──────── Data shown
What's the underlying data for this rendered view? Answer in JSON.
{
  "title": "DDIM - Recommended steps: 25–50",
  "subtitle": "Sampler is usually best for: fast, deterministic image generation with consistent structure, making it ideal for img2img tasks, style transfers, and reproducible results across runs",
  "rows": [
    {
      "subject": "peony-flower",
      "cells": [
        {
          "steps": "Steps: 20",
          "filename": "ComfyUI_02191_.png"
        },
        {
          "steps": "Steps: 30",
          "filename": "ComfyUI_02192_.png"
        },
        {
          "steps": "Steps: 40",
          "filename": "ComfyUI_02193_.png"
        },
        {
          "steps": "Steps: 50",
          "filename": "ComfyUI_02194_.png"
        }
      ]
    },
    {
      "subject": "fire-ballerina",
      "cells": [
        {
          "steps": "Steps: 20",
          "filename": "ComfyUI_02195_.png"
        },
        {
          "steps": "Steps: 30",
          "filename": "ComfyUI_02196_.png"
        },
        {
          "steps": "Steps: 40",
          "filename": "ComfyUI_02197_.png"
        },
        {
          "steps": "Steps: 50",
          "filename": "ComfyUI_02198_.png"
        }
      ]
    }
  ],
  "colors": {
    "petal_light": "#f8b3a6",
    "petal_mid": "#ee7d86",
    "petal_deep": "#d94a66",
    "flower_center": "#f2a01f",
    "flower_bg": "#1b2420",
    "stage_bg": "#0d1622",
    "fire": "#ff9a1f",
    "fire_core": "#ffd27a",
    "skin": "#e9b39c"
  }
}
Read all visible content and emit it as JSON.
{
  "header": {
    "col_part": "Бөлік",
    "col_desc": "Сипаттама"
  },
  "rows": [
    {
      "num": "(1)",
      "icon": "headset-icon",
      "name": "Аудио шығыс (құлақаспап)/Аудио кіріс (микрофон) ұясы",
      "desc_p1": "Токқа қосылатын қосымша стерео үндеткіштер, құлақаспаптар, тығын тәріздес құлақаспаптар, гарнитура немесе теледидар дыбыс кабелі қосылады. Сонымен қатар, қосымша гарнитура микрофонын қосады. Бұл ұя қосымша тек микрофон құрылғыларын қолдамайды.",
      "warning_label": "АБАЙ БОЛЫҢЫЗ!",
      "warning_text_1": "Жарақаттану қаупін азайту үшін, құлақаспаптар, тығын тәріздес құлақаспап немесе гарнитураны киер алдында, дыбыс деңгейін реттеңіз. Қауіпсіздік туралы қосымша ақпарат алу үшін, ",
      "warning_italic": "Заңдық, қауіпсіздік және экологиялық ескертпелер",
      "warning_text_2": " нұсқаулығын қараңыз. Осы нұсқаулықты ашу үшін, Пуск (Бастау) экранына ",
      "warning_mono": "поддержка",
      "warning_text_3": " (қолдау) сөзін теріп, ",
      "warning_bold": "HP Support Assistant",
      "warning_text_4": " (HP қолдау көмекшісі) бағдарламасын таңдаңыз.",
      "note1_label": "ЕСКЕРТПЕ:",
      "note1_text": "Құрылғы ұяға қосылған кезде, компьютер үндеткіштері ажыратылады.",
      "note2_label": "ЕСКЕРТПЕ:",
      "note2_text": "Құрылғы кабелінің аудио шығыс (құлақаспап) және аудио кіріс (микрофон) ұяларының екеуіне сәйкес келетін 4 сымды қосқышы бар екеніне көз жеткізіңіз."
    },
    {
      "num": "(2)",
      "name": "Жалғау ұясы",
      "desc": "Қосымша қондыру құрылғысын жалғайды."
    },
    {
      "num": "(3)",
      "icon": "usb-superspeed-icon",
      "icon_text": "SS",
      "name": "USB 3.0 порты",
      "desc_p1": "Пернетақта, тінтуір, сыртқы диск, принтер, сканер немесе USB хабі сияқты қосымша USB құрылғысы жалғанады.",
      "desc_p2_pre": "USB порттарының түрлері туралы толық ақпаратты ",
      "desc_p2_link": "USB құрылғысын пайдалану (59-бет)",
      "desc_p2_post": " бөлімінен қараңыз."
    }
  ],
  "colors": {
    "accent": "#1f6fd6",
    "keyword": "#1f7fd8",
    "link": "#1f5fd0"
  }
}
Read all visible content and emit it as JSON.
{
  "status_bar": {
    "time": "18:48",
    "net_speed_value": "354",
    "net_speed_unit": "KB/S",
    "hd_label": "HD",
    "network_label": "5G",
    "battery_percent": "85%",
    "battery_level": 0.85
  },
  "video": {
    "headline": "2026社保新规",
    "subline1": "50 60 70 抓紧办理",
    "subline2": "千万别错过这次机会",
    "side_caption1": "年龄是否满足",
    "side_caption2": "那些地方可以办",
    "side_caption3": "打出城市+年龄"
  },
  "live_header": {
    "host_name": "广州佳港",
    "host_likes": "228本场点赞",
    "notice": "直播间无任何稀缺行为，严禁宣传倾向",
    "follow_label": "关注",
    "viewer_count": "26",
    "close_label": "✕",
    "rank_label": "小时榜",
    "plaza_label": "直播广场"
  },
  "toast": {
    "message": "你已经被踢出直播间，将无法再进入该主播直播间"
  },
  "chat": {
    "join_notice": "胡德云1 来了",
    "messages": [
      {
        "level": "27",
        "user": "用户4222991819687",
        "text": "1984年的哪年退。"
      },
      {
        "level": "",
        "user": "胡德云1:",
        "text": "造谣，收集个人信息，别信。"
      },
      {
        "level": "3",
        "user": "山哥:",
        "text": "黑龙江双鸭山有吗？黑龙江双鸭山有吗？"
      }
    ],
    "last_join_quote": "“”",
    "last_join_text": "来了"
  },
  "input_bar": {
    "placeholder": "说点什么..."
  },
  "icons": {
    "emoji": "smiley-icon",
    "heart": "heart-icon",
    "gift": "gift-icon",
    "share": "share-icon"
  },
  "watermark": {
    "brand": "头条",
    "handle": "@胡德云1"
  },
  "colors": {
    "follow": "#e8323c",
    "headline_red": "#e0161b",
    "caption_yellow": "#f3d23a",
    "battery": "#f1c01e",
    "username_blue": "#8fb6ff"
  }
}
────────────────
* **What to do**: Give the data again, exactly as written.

* **Task solution**:
What's the underlying data for this rendered view? Answer in JSON.
{
  "title": "DDIM - Recommended steps: 25–50",
  "subtitle": "Sampler is usually best for: fast, deterministic image generation with consistent structure, making it ideal for img2img tasks, style transfers, and reproducible results across runs",
  "rows": [
    {
      "subject": "peony-flower",
      "cells": [
        {
          "steps": "Steps: 20",
          "filename": "ComfyUI_02191_.png"
        },
        {
          "steps": "Steps: 30",
          "filename": "ComfyUI_02192_.png"
        },
        {
          "steps": "Steps: 40",
          "filename": "ComfyUI_02193_.png"
        },
        {
          "steps": "Steps: 50",
          "filename": "ComfyUI_02194_.png"
        }
      ]
    },
    {
      "subject": "fire-ballerina",
      "cells": [
        {
          "steps": "Steps: 20",
          "filename": "ComfyUI_02195_.png"
        },
        {
          "steps": "Steps: 30",
          "filename": "ComfyUI_02196_.png"
        },
        {
          "steps": "Steps: 40",
          "filename": "ComfyUI_02197_.png"
        },
        {
          "steps": "Steps: 50",
          "filename": "ComfyUI_02198_.png"
        }
      ]
    }
  ],
  "colors": {
    "petal_light": "#f8b3a6",
    "petal_mid": "#ee7d86",
    "petal_deep": "#d94a66",
    "flower_center": "#f2a01f",
    "flower_bg": "#1b2420",
    "stage_bg": "#0d1622",
    "fire": "#ff9a1f",
    "fire_core": "#ffd27a",
    "skin": "#e9b39c"
  }
}
Read all visible content and emit it as JSON.
{
  "header": {
    "col_part": "Бөлік",
    "col_desc": "Сипаттама"
  },
  "rows": [
    {
      "num": "(1)",
      "icon": "headset-icon",
      "name": "Аудио шығыс (құлақаспап)/Аудио кіріс (микрофон) ұясы",
      "desc_p1": "Токқа қосылатын қосымша стерео үндеткіштер, құлақаспаптар, тығын тәріздес құлақаспаптар, гарнитура немесе теледидар дыбыс кабелі қосылады. Сонымен қатар, қосымша гарнитура микрофонын қосады. Бұл ұя қосымша тек микрофон құрылғыларын қолдамайды.",
      "warning_label": "АБАЙ БОЛЫҢЫЗ!",
      "warning_text_1": "Жарақаттану қаупін азайту үшін, құлақаспаптар, тығын тәріздес құлақаспап немесе гарнитураны киер алдында, дыбыс деңгейін реттеңіз. Қауіпсіздік туралы қосымша ақпарат алу үшін, ",
      "warning_italic": "Заңдық, қауіпсіздік және экологиялық ескертпелер",
      "warning_text_2": " нұсқаулығын қараңыз. Осы нұсқаулықты ашу үшін, Пуск (Бастау) экранына ",
      "warning_mono": "поддержка",
      "warning_text_3": " (қолдау) сөзін теріп, ",
      "warning_bold": "HP Support Assistant",
      "warning_text_4": " (HP қолдау көмекшісі) бағдарламасын таңдаңыз.",
      "note1_label": "ЕСКЕРТПЕ:",
      "note1_text": "Құрылғы ұяға қосылған кезде, компьютер үндеткіштері ажыратылады.",
      "note2_label": "ЕСКЕРТПЕ:",
      "note2_text": "Құрылғы кабелінің аудио шығыс (құлақаспап) және аудио кіріс (микрофон) ұяларының екеуіне сәйкес келетін 4 сымды қосқышы бар екеніне көз жеткізіңіз."
    },
    {
      "num": "(2)",
      "name": "Жалғау ұясы",
      "desc": "Қосымша қондыру құрылғысын жалғайды."
    },
    {
      "num": "(3)",
      "icon": "usb-superspeed-icon",
      "icon_text": "SS",
      "name": "USB 3.0 порты",
      "desc_p1": "Пернетақта, тінтуір, сыртқы диск, принтер, сканер немесе USB хабі сияқты қосымша USB құрылғысы жалғанады.",
      "desc_p2_pre": "USB порттарының түрлері туралы толық ақпаратты ",
      "desc_p2_link": "USB құрылғысын пайдалану (59-бет)",
      "desc_p2_post": " бөлімінен қараңыз."
    }
  ],
  "colors": {
    "accent": "#1f6fd6",
    "keyword": "#1f7fd8",
    "link": "#1f5fd0"
  }
}
Read all visible content and emit it as JSON.
{
  "status_bar": {
    "time": "18:48",
    "net_speed_value": "354",
    "net_speed_unit": "KB/S",
    "hd_label": "HD",
    "network_label": "5G",
    "battery_percent": "85%",
    "battery_level": 0.85
  },
  "video": {
    "headline": "2026社保新规",
    "subline1": "50 60 70 抓紧办理",
    "subline2": "千万别错过这次机会",
    "side_caption1": "年龄是否满足",
    "side_caption2": "那些地方可以办",
    "side_caption3": "打出城市+年龄"
  },
  "live_header": {
    "host_name": "广州佳港",
    "host_likes": "228本场点赞",
    "notice": "直播间无任何稀缺行为，严禁宣传倾向",
    "follow_label": "关注",
    "viewer_count": "26",
    "close_label": "✕",
    "rank_label": "小时榜",
    "plaza_label": "直播广场"
  },
  "toast": {
    "message": "你已经被踢出直播间，将无法再进入该主播直播间"
  },
  "chat": {
    "join_notice": "胡德云1 来了",
    "messages": [
      {
        "level": "27",
        "user": "用户4222991819687",
        "text": "1984年的哪年退。"
      },
      {
        "level": "",
        "user": "胡德云1:",
        "text": "造谣，收集个人信息，别信。"
      },
      {
        "level": "3",
        "user": "山哥:",
        "text": "黑龙江双鸭山有吗？黑龙江双鸭山有吗？"
      }
    ],
    "last_join_quote": "“”",
    "last_join_text": "来了"
  },
  "input_bar": {
    "placeholder": "说点什么..."
  },
  "icons": {
    "emoji": "smiley-icon",
    "heart": "heart-icon",
    "gift": "gift-icon",
    "share": "share-icon"
  },
  "watermark": {
    "brand": "头条",
    "handle": "@胡德云1"
  },
  "colors": {
    "follow": "#e8323c",
    "headline_red": "#e0161b",
    "caption_yellow": "#f3d23a",
    "battery": "#f1c01e",
    "username_blue": "#8fb6ff"
  }
}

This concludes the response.